▶ [Task item]: Only the lines containing "Update" should appear in the answer, copied from the listing below.

▶ [The input]:

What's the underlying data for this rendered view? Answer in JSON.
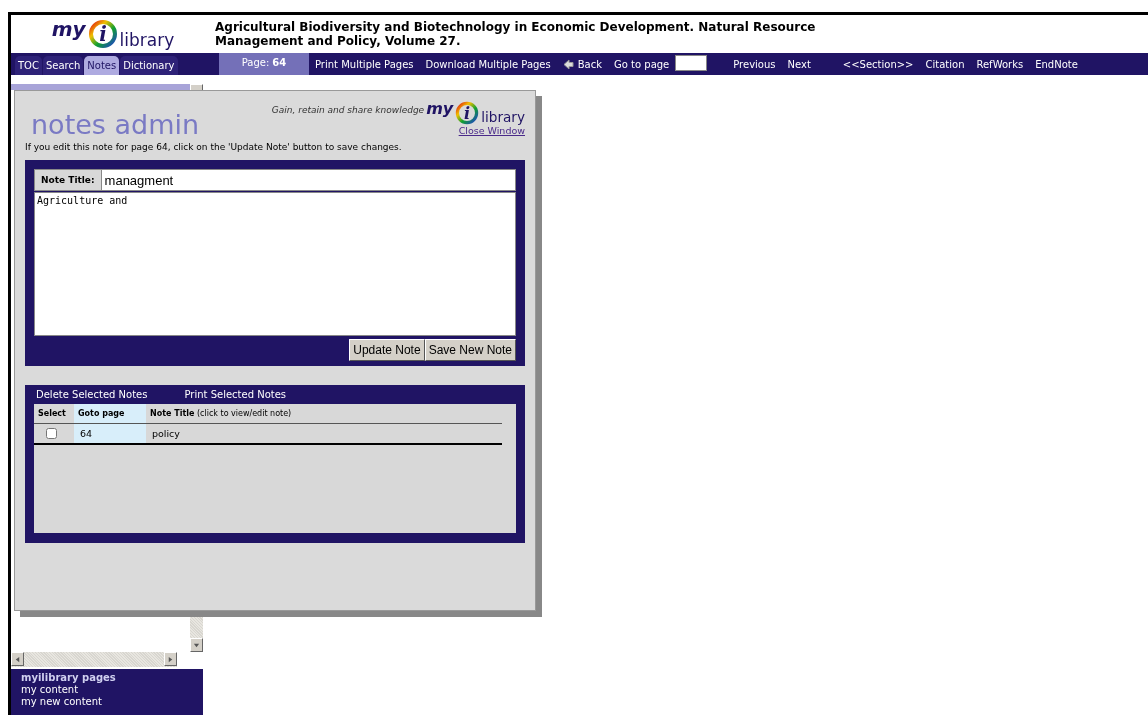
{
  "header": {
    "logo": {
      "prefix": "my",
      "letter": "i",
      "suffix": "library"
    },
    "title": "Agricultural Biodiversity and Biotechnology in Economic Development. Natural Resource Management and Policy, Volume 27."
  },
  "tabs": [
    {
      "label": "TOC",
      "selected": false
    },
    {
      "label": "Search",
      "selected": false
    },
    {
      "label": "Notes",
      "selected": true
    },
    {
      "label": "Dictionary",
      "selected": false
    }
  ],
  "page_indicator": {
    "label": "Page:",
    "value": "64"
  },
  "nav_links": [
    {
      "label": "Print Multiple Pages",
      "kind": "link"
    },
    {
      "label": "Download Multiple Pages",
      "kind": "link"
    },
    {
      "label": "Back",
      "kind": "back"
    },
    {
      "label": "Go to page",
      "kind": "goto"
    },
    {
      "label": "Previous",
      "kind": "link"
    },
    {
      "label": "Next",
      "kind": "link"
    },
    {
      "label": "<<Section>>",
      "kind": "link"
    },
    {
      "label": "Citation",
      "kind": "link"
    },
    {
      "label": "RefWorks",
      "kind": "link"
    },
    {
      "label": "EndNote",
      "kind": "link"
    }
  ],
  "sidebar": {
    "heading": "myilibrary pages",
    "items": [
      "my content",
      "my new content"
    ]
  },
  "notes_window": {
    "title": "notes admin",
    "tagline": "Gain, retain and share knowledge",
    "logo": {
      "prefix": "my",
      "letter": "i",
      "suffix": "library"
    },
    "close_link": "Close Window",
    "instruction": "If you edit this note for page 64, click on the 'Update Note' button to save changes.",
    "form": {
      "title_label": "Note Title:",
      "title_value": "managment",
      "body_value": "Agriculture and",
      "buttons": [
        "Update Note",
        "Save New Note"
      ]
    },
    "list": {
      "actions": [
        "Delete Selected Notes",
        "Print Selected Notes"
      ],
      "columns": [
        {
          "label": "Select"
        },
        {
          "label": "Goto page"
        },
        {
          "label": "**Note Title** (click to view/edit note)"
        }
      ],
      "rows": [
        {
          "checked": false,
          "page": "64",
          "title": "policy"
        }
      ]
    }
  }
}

▶ [Result of this task]:
    "instruction": "If you edit this note for page 64, click on the 'Update Note' button to save changes.",
        "Update Note",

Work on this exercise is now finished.